I agree with Steve on this one. If the recipient uses some obscure email client that doesn’t make links clickable in the first place, or allows you to turn clickable links on and off, the effect is the same.
The interesting question; why is yahoo forcing a judgement call without access to links? have privacy issues been raised about tracking opens and clicks to rate engagement? seems like this keeps all the info within yahoo walls.
@Jim: a lot of today’s spam links to malware (usually via drive-by downloads; Blackhole etc.). Until not too long ago, if you got a suspicious looking email (e.g. one that claimed to come from Paypal) you could just click the link and verify whether the landing page was genuine. Now it’s usually too late: by the time you’ve opened the link, the payload has already been activated.
Not sure what Gmail’s policy on this is, but in some spam emails the links aren’t clickable either, while in others they are.
@Martijn: so basically what you are saying is that Yahoo thinks it is better for someone to move the Phish or malware email to the inbox before they click the link. That doesn’t sound like a great solution to malware, but thanks for the info on today’s spam.
There’s also the issue of false positives where legitimate email is sent to the bulk folder. If the user moves that mail to the inbox it provides information to the spam filters that it was miscategorized, while if they just read it in the bulk folder it doesn’t.
Most false positives tend to be commercial “grey” mail, where much of the content is behind links rather than in the mail itself. Forcing the user to move such mail to the inbox if they want to interact with it seems like it’ll improve the quality of user feedback.
@Jim: it’s not a solution. But it does it a little less likely that someone clicks the link. Ultimately, it’s the user’s responsibility which links to click or not and the user also has the final say on what is spam or not, but making links in the spam folder non-clickable seems like a sound thing to do.

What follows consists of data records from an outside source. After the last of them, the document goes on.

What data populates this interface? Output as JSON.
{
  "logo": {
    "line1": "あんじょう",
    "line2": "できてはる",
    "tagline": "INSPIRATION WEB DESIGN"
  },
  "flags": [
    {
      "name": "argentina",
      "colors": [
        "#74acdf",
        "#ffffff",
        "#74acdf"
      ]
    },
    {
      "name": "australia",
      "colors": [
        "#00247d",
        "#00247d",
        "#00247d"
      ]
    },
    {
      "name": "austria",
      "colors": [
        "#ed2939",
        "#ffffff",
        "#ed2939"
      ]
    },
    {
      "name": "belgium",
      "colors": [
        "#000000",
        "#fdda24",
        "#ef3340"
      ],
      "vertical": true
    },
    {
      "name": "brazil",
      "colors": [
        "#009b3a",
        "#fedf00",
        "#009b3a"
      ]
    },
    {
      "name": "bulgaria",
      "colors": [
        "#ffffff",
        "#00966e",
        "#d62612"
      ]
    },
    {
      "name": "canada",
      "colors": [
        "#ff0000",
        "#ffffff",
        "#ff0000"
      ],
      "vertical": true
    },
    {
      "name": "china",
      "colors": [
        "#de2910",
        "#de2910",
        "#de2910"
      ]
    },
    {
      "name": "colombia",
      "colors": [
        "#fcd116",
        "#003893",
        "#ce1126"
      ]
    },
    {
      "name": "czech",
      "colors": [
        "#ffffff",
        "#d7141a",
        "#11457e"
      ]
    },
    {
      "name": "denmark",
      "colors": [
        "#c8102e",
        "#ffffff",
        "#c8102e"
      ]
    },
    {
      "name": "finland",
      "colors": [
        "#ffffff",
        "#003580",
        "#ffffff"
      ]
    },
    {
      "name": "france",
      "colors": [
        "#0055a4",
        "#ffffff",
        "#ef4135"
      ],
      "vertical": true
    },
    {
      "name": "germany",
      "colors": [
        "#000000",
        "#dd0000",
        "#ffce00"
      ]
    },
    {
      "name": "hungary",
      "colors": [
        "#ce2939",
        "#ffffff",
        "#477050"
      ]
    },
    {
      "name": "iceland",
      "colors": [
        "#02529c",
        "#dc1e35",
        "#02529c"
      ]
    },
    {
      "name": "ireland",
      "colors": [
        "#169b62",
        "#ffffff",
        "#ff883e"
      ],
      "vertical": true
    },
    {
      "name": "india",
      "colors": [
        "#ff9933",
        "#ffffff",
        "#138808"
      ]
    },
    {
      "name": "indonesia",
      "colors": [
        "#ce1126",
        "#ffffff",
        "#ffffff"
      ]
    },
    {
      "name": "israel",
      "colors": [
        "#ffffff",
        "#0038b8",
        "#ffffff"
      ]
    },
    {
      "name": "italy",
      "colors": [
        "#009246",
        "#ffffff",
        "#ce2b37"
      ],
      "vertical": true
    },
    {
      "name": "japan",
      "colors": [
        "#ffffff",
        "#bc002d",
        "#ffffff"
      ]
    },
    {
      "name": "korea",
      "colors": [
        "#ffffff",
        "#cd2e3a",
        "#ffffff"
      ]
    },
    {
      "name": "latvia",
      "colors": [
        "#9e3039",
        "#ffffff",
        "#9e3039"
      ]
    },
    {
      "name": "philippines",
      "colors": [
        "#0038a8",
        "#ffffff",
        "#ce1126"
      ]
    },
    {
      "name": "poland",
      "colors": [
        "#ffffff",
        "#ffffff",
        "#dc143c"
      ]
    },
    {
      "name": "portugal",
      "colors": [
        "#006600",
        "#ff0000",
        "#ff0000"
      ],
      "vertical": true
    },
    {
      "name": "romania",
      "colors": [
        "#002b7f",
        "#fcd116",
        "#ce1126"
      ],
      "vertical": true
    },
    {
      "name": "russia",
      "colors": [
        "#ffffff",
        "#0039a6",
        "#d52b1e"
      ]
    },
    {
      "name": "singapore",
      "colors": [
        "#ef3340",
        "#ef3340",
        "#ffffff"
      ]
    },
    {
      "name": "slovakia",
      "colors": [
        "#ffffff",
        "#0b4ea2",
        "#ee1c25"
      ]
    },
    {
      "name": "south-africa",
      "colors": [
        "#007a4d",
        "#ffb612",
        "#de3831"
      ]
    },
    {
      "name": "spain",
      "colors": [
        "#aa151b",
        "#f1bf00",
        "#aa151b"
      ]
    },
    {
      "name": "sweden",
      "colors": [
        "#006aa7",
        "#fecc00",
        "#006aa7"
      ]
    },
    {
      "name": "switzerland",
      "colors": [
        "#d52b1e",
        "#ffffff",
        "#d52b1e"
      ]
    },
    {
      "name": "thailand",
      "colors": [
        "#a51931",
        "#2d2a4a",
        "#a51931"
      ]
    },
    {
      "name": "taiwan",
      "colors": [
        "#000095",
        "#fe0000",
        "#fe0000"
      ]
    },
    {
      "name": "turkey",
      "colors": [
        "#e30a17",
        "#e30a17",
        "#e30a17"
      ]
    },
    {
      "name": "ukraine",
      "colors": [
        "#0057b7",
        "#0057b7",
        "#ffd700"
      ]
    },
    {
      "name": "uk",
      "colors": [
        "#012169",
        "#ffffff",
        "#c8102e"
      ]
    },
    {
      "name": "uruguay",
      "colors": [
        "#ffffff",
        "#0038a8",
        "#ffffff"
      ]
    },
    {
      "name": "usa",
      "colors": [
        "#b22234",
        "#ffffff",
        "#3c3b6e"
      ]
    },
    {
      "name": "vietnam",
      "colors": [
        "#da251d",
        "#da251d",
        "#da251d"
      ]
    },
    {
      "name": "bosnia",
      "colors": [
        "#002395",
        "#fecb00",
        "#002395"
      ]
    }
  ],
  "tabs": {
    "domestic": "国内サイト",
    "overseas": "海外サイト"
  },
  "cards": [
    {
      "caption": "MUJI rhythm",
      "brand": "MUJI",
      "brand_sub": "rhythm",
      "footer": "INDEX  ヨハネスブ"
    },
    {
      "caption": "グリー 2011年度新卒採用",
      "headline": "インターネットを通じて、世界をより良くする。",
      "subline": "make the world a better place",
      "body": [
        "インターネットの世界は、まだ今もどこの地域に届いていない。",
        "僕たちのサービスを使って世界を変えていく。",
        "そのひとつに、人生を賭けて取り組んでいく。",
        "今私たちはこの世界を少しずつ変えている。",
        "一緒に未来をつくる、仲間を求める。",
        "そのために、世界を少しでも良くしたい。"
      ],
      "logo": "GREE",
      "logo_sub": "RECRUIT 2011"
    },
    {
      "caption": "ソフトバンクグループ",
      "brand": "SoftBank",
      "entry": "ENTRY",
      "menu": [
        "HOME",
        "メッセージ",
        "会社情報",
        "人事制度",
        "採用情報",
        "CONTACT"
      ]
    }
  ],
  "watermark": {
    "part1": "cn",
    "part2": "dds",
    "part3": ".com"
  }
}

It’s clearly a good idea, particularly given the amount of drive by malware that’s being advertised in spam.
In fact the real question is: Do yahoo violate CAN-SPAM ?
If the sender is CAN-SPAM and put an unsubscribe link to the message, it should be clickable.
If this new changes were made in place for fight malware spam it is generally a good idea.
But if theses changes was made in order to reduce unwanted / unsolicited or spam volume to yahoo server, that’s a very bad idea.
Cause people won’t be able to unsubscribe and even click “report as spam” (because they are in bulk or spam folder), so the senders will keep sending mail to people which in other case probably unsubscribe. This affect the whole process of letting the user choising if he want to be removed or not.
I don’t believe Yahoo can violate CAN SPAM as they are not sending the message and the law puts no restrictions on ISPs.
On the whole, this change helps align the recipient’s filtering preferences with their actions: moving to the inbox gives Yahoo the data that it should be delivered to the inbox in the future. However, Yahoo! should provide a prominent notice of this new behavior when viewing mail in the spam folder. I think most users will just assume that the email is broken.
I find it more odd that yahoo made these changes and does not provide notification of this. Their web mail client will notify the user that images are blocked but not links..
Given the proliferation of spam being sent from Freemailers like Yahoo! via compromised accounts (like http://send-safe.com for example) I can understand why Yahoo! is showing confidence in their filtering decision by rendering the URLs null, but hedging their bets, as Steve notes, due to false positives of greymail by not deleting them outright.